:: Task prompt ::
In the data that follows, count the lines where "Practitioner" appears, and write only the number.

:: Information supplied ::
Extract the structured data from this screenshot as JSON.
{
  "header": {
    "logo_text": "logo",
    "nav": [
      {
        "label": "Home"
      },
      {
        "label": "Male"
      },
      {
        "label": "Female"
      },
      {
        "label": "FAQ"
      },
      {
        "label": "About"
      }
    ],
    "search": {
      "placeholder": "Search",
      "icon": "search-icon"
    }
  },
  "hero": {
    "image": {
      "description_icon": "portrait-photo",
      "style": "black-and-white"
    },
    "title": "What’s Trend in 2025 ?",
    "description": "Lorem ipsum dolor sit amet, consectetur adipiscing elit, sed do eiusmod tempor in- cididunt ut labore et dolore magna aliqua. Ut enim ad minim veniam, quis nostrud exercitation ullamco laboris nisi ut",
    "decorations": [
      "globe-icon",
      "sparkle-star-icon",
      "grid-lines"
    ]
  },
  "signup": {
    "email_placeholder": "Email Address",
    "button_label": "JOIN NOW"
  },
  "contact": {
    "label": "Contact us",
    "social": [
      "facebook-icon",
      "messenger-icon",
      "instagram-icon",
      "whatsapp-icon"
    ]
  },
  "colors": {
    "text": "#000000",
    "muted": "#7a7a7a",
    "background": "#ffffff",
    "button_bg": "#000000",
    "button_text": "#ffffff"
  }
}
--
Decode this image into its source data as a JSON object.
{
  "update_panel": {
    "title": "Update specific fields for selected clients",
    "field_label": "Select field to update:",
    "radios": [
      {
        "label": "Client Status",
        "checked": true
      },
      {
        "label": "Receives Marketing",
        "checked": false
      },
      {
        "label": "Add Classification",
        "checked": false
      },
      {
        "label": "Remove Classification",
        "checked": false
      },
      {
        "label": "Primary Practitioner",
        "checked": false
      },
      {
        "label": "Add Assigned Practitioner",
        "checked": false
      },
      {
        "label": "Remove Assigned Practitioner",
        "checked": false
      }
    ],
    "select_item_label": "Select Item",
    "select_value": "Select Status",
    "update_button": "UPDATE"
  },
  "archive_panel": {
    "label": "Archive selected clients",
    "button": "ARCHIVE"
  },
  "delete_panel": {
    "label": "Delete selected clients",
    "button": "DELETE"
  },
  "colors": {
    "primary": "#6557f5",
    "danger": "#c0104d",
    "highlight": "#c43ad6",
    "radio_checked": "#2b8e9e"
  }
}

:: Result for this task ::
3